On top of that there is a Product Type filter shown on the right section of above picture. When Devices are onboarded to RS they may be tagged with administrator-defined Product Types. That allows giving Remote Users access only to specific classes or types of devices. For instance, it is also possible to define families such as Product Type "PC" and below that you may have particular types such as "PC with Windows" or "PC with Linux". Where necessary, it is also possible to assign grants for individual devices.
The following table summarizes the permissions and grants associated with the RS-specific user roles:
Please note, that the use of Tunnels in combination with Fine-Grained Access Control is an innovative approach, which lays the foundation for use cases not supported by classic perimiter-driven or network-driven security approaches such as VPNs. For further details please approach a Sales representative.
User Interface for Easy Self-Administration¶
After subscription to Remote Services you will see two RS-related icons in your tenant's launchpad:
- Remote Services V1 allows for anytime function calls and covers all RS functionality for administration, but also for everyday use, if a user was granted them via the respective RS user roles
- Remote Services V2 adds additional guidance via role-specific workflows including nested menus with a bread-crumb-style navigation across their call hierarchy. So this is meant for everyday use by people with the RS role Remote User
Menus have different appearances depending on their purpose and functionality. Below picture gives a first impression related to Remote Services V2:
- Icons to the very left allow for switching between different menu scopes such as configuration tasks or supervision of consumed contractual resources.
- The upper left bar shows the nested menu structure in a bread crumb. style
- Users who bear multiple RS-specific roles may switch them in the upper right bar.
- The left-hand tree structure shows the different organizations, regional sub-organizations, sites and devices registered to them.

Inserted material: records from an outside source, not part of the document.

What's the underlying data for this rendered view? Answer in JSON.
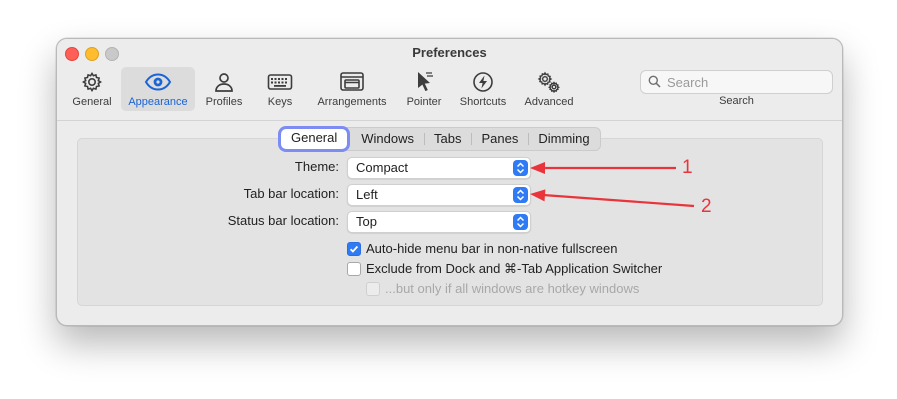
{
  "window": {
    "title": "Preferences"
  },
  "toolbar": {
    "items": [
      {
        "label": "General",
        "icon": "gear-icon",
        "selected": false
      },
      {
        "label": "Appearance",
        "icon": "eye-icon",
        "selected": true
      },
      {
        "label": "Profiles",
        "icon": "person-icon",
        "selected": false
      },
      {
        "label": "Keys",
        "icon": "keyboard-icon",
        "selected": false
      },
      {
        "label": "Arrangements",
        "icon": "windows-icon",
        "selected": false
      },
      {
        "label": "Pointer",
        "icon": "pointer-icon",
        "selected": false
      },
      {
        "label": "Shortcuts",
        "icon": "bolt-icon",
        "selected": false
      },
      {
        "label": "Advanced",
        "icon": "gears-icon",
        "selected": false
      }
    ],
    "search": {
      "placeholder": "Search",
      "label": "Search"
    }
  },
  "tabs": [
    {
      "label": "General",
      "active": true
    },
    {
      "label": "Windows",
      "active": false
    },
    {
      "label": "Tabs",
      "active": false
    },
    {
      "label": "Panes",
      "active": false
    },
    {
      "label": "Dimming",
      "active": false
    }
  ],
  "settings": {
    "theme": {
      "label": "Theme:",
      "value": "Compact"
    },
    "tab_bar": {
      "label": "Tab bar location:",
      "value": "Left"
    },
    "status_bar": {
      "label": "Status bar location:",
      "value": "Top"
    },
    "checks": [
      {
        "label": "Auto-hide menu bar in non-native fullscreen",
        "checked": true,
        "enabled": true
      },
      {
        "label": "Exclude from Dock and ⌘-Tab Application Switcher",
        "checked": false,
        "enabled": true
      },
      {
        "label": "...but only if all windows are hotkey windows",
        "checked": false,
        "enabled": false
      }
    ]
  },
  "annotations": [
    {
      "number": "1",
      "color": "#e8343a"
    },
    {
      "number": "2",
      "color": "#e8343a"
    }
  ],
  "colors": {
    "accent": "#2f7bf6",
    "selected_tab_ring": "#7c8cf2",
    "annotation": "#e8343a"
  }
}
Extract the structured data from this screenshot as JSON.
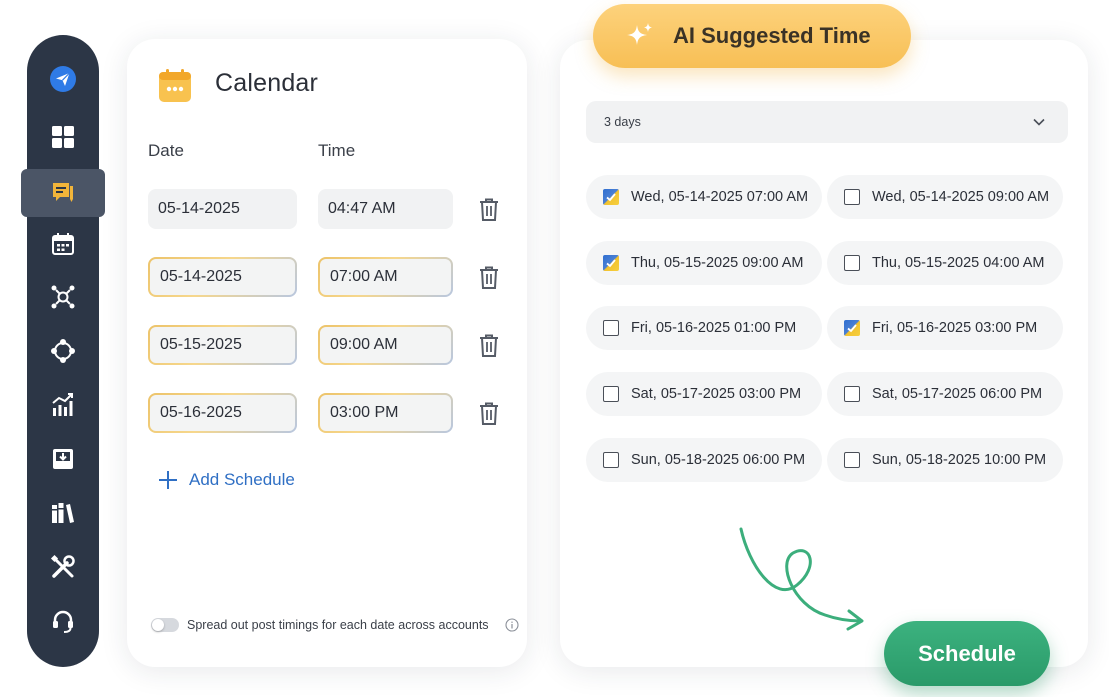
{
  "sidebar": {
    "items": [
      {
        "icon": "send-icon"
      },
      {
        "icon": "dashboard-icon"
      },
      {
        "icon": "compose-icon",
        "active": true
      },
      {
        "icon": "calendar-icon"
      },
      {
        "icon": "network-icon"
      },
      {
        "icon": "hub-icon"
      },
      {
        "icon": "analytics-icon"
      },
      {
        "icon": "inbox-icon"
      },
      {
        "icon": "library-icon"
      },
      {
        "icon": "tools-icon"
      },
      {
        "icon": "support-icon"
      }
    ]
  },
  "calendar": {
    "title": "Calendar",
    "date_label": "Date",
    "time_label": "Time",
    "rows": [
      {
        "date": "05-14-2025",
        "time": "04:47 AM",
        "highlighted": false
      },
      {
        "date": "05-14-2025",
        "time": "07:00 AM",
        "highlighted": true
      },
      {
        "date": "05-15-2025",
        "time": "09:00 AM",
        "highlighted": true
      },
      {
        "date": "05-16-2025",
        "time": "03:00 PM",
        "highlighted": true
      }
    ],
    "add_schedule_label": "Add Schedule",
    "spread_label": "Spread out post timings for each date across accounts"
  },
  "ai": {
    "badge_label": "AI Suggested Time",
    "range_value": "3 days",
    "slots": [
      [
        "Wed, 05-14-2025 07:00 AM",
        "Wed, 05-14-2025 09:00 AM"
      ],
      [
        "Thu, 05-15-2025 09:00 AM",
        "Thu, 05-15-2025 04:00 AM"
      ],
      [
        "Fri, 05-16-2025 01:00 PM",
        "Fri, 05-16-2025 03:00 PM"
      ],
      [
        "Sat, 05-17-2025 03:00 PM",
        "Sat, 05-17-2025 06:00 PM"
      ],
      [
        "Sun, 05-18-2025 06:00 PM",
        "Sun, 05-18-2025 10:00 PM"
      ]
    ],
    "checked": [
      [
        true,
        false
      ],
      [
        true,
        false
      ],
      [
        false,
        true
      ],
      [
        false,
        false
      ],
      [
        false,
        false
      ]
    ],
    "schedule_label": "Schedule"
  },
  "colors": {
    "sidebar_bg": "#2c3646",
    "accent_blue": "#2f6fc4",
    "badge_yellow": "#f7bf55",
    "schedule_green": "#2fa571"
  }
}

- The key part is a workflow-specific edit and status area such as checking, which protocols were assigned to a particular device.